Judges said on Friday that the 42-month sentence Nugent was handed in June did not reflect the “obvious gravity” of his online radicalization efforts, which included running Telegram groups that could host up to 200,000 members.

A prosecutor said: “This channel attracted and became a safe haven for anyone who wished to post messages expressing and encouraging extreme racial hatred and violence toward black people.”

Nugent was apprehended after he passed instructions for making bombs and firearms to an undercover police officer who joined his channel.

His defense tried to argue that the terrorist’s actions were a product of deteriorating mental health, but Richard Smith, head of London’s Metropolitan Police Counter Terrorism Command, said: “Nugent freely shared his abhorrent extremist views with others over a messaging app and he passed on manuals detailing how to produce deadly weapons and explosive devices.
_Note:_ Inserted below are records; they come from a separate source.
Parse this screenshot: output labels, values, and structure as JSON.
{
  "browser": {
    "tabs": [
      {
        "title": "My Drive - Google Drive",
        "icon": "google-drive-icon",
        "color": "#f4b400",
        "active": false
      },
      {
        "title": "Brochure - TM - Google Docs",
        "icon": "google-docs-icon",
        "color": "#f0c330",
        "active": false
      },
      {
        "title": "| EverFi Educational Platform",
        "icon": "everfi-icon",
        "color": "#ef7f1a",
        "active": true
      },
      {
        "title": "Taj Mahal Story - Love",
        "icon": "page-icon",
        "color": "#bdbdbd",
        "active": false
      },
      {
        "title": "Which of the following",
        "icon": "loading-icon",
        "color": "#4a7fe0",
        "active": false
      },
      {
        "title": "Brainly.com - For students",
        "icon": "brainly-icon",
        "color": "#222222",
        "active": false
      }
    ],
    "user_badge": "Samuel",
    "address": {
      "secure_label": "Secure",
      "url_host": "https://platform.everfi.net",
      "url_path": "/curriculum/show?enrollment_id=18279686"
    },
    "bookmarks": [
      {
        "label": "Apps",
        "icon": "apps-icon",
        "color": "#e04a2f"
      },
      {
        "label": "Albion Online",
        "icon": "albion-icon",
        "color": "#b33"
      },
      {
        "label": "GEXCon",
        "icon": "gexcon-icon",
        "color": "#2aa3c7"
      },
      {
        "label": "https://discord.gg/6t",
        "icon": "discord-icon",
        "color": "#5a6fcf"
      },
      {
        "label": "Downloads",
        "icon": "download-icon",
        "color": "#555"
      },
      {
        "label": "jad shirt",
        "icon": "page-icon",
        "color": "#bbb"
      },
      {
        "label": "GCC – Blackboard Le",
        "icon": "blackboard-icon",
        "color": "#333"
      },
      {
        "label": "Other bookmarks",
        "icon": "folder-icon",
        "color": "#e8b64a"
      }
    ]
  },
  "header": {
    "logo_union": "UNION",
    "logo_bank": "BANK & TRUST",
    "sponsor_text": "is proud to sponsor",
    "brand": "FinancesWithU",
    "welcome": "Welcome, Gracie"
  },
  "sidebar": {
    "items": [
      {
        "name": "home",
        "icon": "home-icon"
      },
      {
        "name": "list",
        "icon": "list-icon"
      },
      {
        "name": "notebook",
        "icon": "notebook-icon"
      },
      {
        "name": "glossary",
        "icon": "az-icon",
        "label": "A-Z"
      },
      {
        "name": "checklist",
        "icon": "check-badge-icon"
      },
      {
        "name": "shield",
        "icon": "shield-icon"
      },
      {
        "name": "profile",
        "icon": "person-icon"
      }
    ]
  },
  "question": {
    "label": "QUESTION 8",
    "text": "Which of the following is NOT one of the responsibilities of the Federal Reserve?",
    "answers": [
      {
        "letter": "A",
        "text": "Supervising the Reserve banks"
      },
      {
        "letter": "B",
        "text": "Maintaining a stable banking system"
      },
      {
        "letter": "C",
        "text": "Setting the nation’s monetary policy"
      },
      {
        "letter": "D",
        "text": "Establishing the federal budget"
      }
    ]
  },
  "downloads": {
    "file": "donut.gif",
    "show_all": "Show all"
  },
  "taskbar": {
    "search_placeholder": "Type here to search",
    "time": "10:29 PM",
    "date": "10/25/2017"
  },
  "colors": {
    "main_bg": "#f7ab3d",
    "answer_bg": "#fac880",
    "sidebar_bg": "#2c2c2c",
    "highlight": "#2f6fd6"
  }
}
This is another case which shows how harmful online extremism is.”


Greece tourism rebounds but still suffers from COVID-19

Greece tourism rebounds but still suffers from COVID-19
Updated 22 October 2021

Greece tourism rebounds but still suffers from COVID-19

Greece tourism rebounds but still suffers from COVID-19
  • Foreign tourists seeking sun and sand are the driver of Greece's tourism industry
  • Pandemic travel restrictions kept most away in 2020 and battered the sector

ATHENS: The number of foreign tourists arriving in Greece has rebounded strongly this year, central bank data released Friday showed, but the key tourism sector still remains far below pre-pandemic levels.
Foreign tourists seeking sun and sand are the driver of Greece’s tourism industry, which accounts for a fifth of the overall economy, but pandemic travel restrictions kept most away in 2020 and battered the sector.
Greek central bank data showed that the number of tourist arrivals has jumped 80 percent this year to over 8.6 million.
Meanwhile, spending by tourists during the first eight months of the year has shot up by over 135 percent to nearly 6.6 billion euros ($7.7 billion), the Bank of Greece said in a statement.
But those figures are still far off the level in 2019, before the pandemic, when some 21.8 million tourists spent 13.2 billion euros.
Ahead of the peak summer tourism season, Greece ran a major campaign to voluntarily vaccinate most residents if its Aegean islands, its most popular travel destinations, to help lure back foreign tourists.
Most of the arrivals came from Germany, Britain, France and the United States.
Greece’s economy contracted by 9.0 percent in 2020, due in no small part to the drop in tourists.
The government expects the economy to rebound 6.1 percent this year and grow by 4.5 percent in 2022.